A failure of the first multiplex valve 160 in the second position still allows for operation of the reverse, six gear, third gear and first. Failure of the second multiplex valve 164 in the first position will still allow operation of the second, fourth, sixth and reverse gears. Failure of any one given actuator valve still allows for partial gear operation.

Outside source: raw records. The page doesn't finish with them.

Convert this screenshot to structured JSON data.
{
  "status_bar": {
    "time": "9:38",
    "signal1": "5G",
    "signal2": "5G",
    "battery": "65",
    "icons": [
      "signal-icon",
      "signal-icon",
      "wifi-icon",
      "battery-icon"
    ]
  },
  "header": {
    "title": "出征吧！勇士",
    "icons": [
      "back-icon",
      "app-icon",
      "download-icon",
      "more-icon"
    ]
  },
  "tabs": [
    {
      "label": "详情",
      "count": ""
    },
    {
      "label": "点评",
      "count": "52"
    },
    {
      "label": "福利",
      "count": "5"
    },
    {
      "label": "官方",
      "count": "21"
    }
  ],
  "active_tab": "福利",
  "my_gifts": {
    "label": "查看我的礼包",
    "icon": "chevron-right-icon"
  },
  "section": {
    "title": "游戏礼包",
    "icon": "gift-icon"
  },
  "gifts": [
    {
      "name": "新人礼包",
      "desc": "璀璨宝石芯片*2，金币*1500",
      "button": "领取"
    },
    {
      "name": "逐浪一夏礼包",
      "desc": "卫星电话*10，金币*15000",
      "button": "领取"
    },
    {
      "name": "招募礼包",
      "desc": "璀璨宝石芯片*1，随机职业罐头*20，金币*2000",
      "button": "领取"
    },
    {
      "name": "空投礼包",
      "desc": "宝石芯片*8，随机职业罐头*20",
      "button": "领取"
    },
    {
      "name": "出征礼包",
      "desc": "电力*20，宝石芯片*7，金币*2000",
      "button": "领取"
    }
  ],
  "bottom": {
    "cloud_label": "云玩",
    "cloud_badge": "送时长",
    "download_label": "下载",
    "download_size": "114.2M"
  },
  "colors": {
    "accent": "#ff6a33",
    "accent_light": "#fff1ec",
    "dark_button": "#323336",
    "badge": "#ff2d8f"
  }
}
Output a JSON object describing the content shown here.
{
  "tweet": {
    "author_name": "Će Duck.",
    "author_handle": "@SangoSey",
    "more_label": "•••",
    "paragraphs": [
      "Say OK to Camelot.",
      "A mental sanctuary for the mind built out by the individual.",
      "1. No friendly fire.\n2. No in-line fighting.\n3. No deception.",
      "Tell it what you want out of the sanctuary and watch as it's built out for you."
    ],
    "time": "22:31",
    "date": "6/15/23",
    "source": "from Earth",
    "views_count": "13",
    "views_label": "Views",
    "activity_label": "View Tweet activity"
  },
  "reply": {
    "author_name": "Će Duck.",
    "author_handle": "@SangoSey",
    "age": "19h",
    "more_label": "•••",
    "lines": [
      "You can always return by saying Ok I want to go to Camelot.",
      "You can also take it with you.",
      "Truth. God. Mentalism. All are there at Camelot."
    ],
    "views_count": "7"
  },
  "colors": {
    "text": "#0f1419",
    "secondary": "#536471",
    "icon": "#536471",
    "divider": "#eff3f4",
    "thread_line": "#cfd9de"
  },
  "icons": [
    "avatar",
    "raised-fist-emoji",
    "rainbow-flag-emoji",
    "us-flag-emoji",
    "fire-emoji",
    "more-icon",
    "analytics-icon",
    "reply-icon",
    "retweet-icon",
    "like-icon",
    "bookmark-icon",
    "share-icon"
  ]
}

Failure of the actuator regulator valve 170 in the on position will freeze (be detented) second input gear 46 with the shaft 16. To get another gear for “limp” home operation, the transmission controller opens the clutch 34. Engaged clutch 32 is utilized to rotate the shaft 14. The controller of the transmission then picks a gear ratio from a set of gear ratios associated with the shafts 14 or 20 (first, third or fifth) gear to be utilized for “limp” home mode of operation. The transmission controller then alternates between second and one gear from the set of first, third or fifth gear. As long as a forward travel gear is engaged when one of the actuator regulator valves 170, 180 fails, the transmission will have two gear ratios of forward operation in the “limp” home mode of operation.

Still another advantage of the present invention over other control systems as shown in Koenig et al. U.S. Pat. No. 6,898,992 (commonly assigned) is that only two high flow rate solenoid actuator regulator valves 170, 180 are required.

While preferred embodiments of the present invention have been disclosed, it is to be understood it has been described by way of example only, and various modifications can be made without departing from the spirit and scope of the invention as it is encompassed in the following claims.